Entries from a dataset of interfaces
____________

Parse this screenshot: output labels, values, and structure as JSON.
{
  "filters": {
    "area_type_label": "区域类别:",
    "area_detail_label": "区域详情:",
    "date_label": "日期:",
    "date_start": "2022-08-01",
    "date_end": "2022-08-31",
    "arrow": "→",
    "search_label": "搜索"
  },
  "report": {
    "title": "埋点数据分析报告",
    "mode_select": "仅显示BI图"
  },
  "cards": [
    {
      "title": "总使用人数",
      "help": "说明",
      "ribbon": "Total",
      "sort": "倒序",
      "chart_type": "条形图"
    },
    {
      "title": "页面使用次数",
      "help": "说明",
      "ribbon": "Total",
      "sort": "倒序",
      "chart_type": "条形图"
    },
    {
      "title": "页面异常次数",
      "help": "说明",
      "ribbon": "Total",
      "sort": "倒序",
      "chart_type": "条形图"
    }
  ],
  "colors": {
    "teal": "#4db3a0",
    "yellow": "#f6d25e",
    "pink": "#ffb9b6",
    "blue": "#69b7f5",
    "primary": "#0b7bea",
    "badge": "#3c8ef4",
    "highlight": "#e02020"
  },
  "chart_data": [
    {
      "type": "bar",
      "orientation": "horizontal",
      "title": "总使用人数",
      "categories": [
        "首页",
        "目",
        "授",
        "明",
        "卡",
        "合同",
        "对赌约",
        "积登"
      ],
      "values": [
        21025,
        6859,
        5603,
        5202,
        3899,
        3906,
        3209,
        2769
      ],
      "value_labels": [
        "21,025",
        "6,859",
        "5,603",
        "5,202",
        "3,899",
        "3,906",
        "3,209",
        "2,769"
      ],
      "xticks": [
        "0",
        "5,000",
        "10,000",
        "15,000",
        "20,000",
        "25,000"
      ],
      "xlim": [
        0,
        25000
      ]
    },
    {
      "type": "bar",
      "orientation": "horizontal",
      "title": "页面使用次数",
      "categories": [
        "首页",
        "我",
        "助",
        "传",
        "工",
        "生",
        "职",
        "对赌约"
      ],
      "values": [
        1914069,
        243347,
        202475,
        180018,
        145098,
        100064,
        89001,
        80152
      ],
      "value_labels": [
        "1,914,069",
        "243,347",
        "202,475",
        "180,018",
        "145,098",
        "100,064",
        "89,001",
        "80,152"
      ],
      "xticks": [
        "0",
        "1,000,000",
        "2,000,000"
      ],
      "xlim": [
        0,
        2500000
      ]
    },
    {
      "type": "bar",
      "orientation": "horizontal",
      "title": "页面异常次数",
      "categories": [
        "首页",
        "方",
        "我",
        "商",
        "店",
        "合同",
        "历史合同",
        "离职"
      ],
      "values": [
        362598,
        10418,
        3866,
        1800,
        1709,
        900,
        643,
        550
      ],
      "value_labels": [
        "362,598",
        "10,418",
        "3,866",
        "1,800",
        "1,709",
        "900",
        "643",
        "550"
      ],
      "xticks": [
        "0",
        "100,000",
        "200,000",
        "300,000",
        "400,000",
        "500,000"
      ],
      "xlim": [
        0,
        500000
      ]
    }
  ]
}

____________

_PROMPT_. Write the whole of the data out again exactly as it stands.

_SOLVED EXERCISE_.
Parse this screenshot: output labels, values, and structure as JSON.
{
  "filters": {
    "area_type_label": "区域类别:",
    "area_detail_label": "区域详情:",
    "date_label": "日期:",
    "date_start": "2022-08-01",
    "date_end": "2022-08-31",
    "arrow": "→",
    "search_label": "搜索"
  },
  "report": {
    "title": "埋点数据分析报告",
    "mode_select": "仅显示BI图"
  },
  "cards": [
    {
      "title": "总使用人数",
      "help": "说明",
      "ribbon": "Total",
      "sort": "倒序",
      "chart_type": "条形图"
    },
    {
      "title": "页面使用次数",
      "help": "说明",
      "ribbon": "Total",
      "sort": "倒序",
      "chart_type": "条形图"
    },
    {
      "title": "页面异常次数",
      "help": "说明",
      "ribbon": "Total",
      "sort": "倒序",
      "chart_type": "条形图"
    }
  ],
  "colors": {
    "teal": "#4db3a0",
    "yellow": "#f6d25e",
    "pink": "#ffb9b6",
    "blue": "#69b7f5",
    "primary": "#0b7bea",
    "badge": "#3c8ef4",
    "highlight": "#e02020"
  },
  "chart_data": [
    {
      "type": "bar",
      "orientation": "horizontal",
      "title": "总使用人数",
      "categories": [
        "首页",
        "目",
        "授",
        "明",
        "卡",
        "合同",
        "对赌约",
        "积登"
      ],
      "values": [
        21025,
        6859,
        5603,
        5202,
        3899,
        3906,
        3209,
        2769
      ],
      "value_labels": [
        "21,025",
        "6,859",
        "5,603",
        "5,202",
        "3,899",
        "3,906",
        "3,209",
        "2,769"
      ],
      "xticks": [
        "0",
        "5,000",
        "10,000",
        "15,000",
        "20,000",
        "25,000"
      ],
      "xlim": [
        0,
        25000
      ]
    },
    {
      "type": "bar",
      "orientation": "horizontal",
      "title": "页面使用次数",
      "categories": [
        "首页",
        "我",
        "助",
        "传",
        "工",
        "生",
        "职",
        "对赌约"
      ],
      "values": [
        1914069,
        243347,
        202475,
        180018,
        145098,
        100064,
        89001,
        80152
      ],
      "value_labels": [
        "1,914,069",
        "243,347",
        "202,475",
        "180,018",
        "145,098",
        "100,064",
        "89,001",
        "80,152"
      ],
      "xticks": [
        "0",
        "1,000,000",
        "2,000,000"
      ],
      "xlim": [
        0,
        2500000
      ]
    },
    {
      "type": "bar",
      "orientation": "horizontal",
      "title": "页面异常次数",
      "categories": [
        "首页",
        "方",
        "我",
        "商",
        "店",
        "合同",
        "历史合同",
        "离职"
      ],
      "values": [
        362598,
        10418,
        3866,
        1800,
        1709,
        900,
        643,
        550
      ],
      "value_labels": [
        "362,598",
        "10,418",
        "3,866",
        "1,800",
        "1,709",
        "900",
        "643",
        "550"
      ],
      "xticks": [
        "0",
        "100,000",
        "200,000",
        "300,000",
        "400,000",
        "500,000"
      ],
      "xlim": [
        0,
        500000
      ]
    }
  ]
}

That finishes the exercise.